Source data
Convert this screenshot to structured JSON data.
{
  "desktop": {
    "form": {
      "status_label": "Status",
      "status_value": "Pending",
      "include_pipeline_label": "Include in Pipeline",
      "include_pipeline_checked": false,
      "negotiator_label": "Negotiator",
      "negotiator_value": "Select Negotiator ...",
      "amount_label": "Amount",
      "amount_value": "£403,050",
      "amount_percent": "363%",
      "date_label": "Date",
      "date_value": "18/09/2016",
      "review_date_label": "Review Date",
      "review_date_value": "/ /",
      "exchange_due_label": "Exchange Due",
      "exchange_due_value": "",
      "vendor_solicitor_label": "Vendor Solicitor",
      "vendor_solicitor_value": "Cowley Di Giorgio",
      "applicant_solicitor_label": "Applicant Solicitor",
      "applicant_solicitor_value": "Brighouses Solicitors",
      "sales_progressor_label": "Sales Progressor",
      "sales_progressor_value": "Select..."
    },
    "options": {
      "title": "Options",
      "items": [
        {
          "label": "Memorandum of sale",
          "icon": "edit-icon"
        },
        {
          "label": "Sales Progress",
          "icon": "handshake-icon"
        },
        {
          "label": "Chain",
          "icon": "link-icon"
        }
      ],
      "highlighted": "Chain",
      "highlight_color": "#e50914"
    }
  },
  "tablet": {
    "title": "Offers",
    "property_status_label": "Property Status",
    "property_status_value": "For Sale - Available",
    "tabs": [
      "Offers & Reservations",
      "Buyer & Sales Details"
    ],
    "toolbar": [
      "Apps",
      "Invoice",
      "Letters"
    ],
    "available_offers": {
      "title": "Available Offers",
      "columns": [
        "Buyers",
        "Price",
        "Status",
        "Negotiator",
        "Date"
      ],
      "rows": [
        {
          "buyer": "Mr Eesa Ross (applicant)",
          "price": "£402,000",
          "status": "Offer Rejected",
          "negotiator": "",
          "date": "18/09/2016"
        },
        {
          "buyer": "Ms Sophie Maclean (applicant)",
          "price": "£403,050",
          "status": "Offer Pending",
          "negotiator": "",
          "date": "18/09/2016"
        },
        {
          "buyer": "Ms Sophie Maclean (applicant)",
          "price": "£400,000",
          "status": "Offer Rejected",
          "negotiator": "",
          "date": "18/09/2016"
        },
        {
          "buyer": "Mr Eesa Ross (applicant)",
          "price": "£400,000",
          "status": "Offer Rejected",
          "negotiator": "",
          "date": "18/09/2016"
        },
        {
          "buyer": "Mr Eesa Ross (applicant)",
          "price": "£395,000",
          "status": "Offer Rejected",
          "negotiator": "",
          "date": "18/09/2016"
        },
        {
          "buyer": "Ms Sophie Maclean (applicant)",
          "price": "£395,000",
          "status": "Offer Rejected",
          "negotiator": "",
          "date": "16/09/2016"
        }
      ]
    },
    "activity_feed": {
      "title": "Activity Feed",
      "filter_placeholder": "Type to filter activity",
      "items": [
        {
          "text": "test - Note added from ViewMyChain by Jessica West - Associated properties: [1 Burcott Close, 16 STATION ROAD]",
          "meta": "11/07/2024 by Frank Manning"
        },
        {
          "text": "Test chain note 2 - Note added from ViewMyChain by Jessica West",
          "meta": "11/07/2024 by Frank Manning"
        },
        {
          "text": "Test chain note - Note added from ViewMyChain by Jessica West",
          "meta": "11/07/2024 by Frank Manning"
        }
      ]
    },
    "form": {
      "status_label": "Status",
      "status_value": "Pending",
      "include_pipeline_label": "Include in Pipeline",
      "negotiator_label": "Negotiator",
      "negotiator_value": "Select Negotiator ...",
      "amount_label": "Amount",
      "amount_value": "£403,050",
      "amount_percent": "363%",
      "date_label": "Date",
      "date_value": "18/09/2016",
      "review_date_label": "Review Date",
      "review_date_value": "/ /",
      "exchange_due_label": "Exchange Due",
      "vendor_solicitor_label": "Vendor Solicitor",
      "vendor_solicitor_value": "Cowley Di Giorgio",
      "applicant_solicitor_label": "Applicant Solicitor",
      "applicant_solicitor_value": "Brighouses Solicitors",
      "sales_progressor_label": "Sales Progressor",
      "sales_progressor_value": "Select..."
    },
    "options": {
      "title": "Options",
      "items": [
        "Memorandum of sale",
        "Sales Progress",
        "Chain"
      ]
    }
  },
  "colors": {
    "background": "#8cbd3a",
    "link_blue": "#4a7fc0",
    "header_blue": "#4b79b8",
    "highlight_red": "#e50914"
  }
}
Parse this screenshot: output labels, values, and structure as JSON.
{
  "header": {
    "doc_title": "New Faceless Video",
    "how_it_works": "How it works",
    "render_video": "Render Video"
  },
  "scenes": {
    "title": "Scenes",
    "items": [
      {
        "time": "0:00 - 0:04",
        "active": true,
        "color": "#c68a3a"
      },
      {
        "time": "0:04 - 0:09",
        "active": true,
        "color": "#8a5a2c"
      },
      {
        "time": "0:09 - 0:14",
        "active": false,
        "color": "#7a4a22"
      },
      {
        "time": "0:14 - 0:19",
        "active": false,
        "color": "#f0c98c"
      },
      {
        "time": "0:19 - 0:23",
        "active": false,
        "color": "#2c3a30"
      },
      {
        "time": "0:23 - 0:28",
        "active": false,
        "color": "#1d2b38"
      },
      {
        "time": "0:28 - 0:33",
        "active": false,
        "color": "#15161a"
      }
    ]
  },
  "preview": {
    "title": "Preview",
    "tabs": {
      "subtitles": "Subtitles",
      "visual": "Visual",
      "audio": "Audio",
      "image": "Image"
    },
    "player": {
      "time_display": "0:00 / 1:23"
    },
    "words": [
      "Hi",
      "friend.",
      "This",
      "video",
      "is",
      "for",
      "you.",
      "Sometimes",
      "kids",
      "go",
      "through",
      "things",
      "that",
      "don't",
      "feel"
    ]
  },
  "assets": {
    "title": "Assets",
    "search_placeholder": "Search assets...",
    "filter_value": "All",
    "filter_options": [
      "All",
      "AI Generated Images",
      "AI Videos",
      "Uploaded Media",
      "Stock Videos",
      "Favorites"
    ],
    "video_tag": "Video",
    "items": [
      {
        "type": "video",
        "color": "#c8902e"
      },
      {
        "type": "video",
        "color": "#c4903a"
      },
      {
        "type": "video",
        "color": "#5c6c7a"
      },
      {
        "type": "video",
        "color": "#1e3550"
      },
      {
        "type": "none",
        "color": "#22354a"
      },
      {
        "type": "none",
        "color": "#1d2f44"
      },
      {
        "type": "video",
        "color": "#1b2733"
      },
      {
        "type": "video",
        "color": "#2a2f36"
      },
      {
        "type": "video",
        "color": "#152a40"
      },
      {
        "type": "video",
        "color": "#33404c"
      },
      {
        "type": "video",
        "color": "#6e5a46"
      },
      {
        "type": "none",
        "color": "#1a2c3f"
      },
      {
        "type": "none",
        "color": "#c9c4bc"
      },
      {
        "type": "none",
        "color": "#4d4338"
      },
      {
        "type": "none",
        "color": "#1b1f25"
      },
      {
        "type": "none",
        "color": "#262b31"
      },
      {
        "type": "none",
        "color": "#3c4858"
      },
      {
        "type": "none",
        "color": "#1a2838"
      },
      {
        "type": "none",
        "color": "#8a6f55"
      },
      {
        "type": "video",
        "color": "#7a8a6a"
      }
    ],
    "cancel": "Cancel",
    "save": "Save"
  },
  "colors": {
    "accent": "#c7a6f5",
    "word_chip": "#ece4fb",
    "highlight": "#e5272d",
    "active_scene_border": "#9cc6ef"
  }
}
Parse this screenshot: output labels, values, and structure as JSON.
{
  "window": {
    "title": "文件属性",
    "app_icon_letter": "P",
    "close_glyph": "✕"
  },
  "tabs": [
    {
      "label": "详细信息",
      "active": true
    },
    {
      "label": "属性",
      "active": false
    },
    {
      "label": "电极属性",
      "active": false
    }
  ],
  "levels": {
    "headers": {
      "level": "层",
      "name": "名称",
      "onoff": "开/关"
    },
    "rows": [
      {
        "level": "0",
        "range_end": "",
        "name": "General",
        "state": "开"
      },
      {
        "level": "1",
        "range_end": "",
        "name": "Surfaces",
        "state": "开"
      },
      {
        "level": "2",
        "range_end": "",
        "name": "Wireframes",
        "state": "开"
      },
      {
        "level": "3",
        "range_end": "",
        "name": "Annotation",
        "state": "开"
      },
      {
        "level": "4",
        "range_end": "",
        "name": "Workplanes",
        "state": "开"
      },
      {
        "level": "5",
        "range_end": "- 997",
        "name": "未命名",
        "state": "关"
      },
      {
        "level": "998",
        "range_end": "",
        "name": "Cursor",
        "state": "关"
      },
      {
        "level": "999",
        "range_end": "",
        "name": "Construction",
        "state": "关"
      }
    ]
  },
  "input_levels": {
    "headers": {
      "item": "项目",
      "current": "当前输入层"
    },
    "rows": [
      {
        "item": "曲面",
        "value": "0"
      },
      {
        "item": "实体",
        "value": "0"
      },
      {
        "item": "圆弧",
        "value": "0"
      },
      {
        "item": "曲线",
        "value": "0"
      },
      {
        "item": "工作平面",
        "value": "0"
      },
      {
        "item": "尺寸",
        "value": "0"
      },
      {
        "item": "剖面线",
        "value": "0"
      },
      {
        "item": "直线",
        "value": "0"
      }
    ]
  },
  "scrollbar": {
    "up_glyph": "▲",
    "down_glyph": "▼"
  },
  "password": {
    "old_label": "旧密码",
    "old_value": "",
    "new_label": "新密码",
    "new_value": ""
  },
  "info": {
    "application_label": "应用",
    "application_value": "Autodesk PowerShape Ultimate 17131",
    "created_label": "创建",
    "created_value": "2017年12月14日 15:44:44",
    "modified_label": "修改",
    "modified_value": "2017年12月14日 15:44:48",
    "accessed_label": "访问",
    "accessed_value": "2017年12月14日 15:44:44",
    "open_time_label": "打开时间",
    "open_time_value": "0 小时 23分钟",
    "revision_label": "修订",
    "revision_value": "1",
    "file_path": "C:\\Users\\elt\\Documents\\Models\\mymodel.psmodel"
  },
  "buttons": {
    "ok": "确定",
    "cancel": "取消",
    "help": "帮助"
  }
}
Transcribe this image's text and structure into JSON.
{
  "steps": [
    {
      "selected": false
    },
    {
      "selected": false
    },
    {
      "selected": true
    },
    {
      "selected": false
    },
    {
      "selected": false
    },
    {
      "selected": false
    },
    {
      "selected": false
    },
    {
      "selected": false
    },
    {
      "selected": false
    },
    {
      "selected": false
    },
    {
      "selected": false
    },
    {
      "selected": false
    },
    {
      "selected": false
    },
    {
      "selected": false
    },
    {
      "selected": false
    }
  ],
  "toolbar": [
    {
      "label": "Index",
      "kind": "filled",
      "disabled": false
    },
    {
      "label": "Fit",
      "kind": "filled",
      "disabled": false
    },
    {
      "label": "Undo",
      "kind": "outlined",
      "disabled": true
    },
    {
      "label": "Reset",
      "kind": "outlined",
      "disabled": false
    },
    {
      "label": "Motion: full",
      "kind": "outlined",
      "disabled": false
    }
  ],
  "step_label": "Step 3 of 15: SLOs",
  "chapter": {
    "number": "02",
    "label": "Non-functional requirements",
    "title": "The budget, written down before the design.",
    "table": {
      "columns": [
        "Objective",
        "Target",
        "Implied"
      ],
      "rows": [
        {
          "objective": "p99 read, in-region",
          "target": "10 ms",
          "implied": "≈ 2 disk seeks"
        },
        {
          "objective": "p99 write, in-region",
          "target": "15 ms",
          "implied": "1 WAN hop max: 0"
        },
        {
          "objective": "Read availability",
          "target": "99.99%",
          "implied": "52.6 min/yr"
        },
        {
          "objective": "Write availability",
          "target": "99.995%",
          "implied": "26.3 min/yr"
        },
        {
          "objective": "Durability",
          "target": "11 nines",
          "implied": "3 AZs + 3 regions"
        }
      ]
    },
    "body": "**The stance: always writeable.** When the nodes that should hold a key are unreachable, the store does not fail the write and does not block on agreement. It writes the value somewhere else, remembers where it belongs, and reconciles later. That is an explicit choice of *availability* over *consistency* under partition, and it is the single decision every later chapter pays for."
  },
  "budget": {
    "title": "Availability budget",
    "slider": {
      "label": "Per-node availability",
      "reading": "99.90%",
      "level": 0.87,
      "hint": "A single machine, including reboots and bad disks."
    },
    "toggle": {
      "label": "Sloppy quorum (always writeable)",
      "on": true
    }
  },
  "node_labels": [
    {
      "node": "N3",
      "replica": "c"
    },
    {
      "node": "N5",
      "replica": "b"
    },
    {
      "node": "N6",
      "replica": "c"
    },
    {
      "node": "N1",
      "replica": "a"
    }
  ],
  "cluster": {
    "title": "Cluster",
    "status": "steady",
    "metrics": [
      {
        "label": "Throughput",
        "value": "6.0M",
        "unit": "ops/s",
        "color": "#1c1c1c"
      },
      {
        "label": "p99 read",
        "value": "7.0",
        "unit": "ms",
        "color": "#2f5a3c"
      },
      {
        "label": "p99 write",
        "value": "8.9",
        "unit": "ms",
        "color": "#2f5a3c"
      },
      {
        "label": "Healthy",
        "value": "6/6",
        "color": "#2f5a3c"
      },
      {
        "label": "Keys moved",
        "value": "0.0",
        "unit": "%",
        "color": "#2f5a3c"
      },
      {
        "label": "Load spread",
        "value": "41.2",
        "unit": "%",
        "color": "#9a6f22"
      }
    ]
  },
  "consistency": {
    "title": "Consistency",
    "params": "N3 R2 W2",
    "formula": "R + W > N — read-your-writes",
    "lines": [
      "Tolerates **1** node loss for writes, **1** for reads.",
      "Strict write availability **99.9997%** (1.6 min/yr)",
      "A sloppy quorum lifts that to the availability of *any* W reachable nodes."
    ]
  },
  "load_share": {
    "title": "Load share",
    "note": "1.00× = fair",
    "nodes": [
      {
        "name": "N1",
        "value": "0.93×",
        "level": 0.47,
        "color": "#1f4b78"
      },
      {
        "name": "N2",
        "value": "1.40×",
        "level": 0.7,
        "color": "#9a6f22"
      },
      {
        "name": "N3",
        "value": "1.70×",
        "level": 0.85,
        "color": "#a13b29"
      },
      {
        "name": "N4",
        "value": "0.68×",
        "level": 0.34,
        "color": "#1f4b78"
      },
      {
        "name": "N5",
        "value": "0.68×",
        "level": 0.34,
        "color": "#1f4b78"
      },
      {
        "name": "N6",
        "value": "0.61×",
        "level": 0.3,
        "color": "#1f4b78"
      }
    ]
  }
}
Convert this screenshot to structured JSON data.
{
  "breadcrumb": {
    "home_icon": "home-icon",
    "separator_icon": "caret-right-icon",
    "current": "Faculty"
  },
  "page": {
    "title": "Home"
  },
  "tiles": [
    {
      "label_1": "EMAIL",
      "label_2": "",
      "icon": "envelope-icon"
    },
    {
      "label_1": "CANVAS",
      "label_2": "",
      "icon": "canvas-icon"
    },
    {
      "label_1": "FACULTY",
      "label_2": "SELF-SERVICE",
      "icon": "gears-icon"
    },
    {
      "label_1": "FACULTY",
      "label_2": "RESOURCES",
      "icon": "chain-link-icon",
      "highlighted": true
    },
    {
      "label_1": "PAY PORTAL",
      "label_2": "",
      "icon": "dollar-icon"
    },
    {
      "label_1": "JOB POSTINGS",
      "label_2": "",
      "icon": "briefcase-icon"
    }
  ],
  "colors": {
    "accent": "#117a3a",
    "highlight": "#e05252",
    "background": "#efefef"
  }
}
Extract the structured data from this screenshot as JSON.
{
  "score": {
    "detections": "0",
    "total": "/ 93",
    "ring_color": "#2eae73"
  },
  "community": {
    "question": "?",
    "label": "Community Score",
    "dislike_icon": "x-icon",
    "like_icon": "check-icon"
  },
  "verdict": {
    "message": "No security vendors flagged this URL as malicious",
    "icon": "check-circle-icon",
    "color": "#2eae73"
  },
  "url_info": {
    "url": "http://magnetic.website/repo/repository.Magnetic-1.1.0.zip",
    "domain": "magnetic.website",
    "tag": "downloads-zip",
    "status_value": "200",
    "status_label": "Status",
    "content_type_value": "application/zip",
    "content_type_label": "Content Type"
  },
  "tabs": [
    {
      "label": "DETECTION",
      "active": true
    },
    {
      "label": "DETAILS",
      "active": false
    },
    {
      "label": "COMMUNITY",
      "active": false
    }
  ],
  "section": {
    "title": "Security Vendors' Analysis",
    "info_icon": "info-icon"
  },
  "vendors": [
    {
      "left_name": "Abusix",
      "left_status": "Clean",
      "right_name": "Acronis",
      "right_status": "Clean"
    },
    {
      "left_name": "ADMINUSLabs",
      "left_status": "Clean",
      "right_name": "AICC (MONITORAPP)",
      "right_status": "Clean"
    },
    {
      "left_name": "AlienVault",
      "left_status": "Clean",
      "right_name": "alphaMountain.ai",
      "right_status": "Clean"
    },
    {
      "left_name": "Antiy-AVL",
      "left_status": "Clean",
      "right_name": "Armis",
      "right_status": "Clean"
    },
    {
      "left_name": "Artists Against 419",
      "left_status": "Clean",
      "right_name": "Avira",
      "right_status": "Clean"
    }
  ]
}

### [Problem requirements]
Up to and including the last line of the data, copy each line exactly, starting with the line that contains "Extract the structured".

### [Written solution]
Extract the structured data from this screenshot as JSON.
{
  "score": {
    "detections": "0",
    "total": "/ 93",
    "ring_color": "#2eae73"
  },
  "community": {
    "question": "?",
    "label": "Community Score",
    "dislike_icon": "x-icon",
    "like_icon": "check-icon"
  },
  "verdict": {
    "message": "No security vendors flagged this URL as malicious",
    "icon": "check-circle-icon",
    "color": "#2eae73"
  },
  "url_info": {
    "url": "http://magnetic.website/repo/repository.Magnetic-1.1.0.zip",
    "domain": "magnetic.website",
    "tag": "downloads-zip",
    "status_value": "200",
    "status_label": "Status",
    "content_type_value": "application/zip",
    "content_type_label": "Content Type"
  },
  "tabs": [
    {
      "label": "DETECTION",
      "active": true
    },
    {
      "label": "DETAILS",
      "active": false
    },
    {
      "label": "COMMUNITY",
      "active": false
    }
  ],
  "section": {
    "title": "Security Vendors' Analysis",
    "info_icon": "info-icon"
  },
  "vendors": [
    {
      "left_name": "Abusix",
      "left_status": "Clean",
      "right_name": "Acronis",
      "right_status": "Clean"
    },
    {
      "left_name": "ADMINUSLabs",
      "left_status": "Clean",
      "right_name": "AICC (MONITORAPP)",
      "right_status": "Clean"
    },
    {
      "left_name": "AlienVault",
      "left_status": "Clean",
      "right_name": "alphaMountain.ai",
      "right_status": "Clean"
    },
    {
      "left_name": "Antiy-AVL",
      "left_status": "Clean",
      "right_name": "Armis",
      "right_status": "Clean"
    },
    {
      "left_name": "Artists Against 419",
      "left_status": "Clean",
      "right_name": "Avira",
      "right_status": "Clean"
    }
  ]
}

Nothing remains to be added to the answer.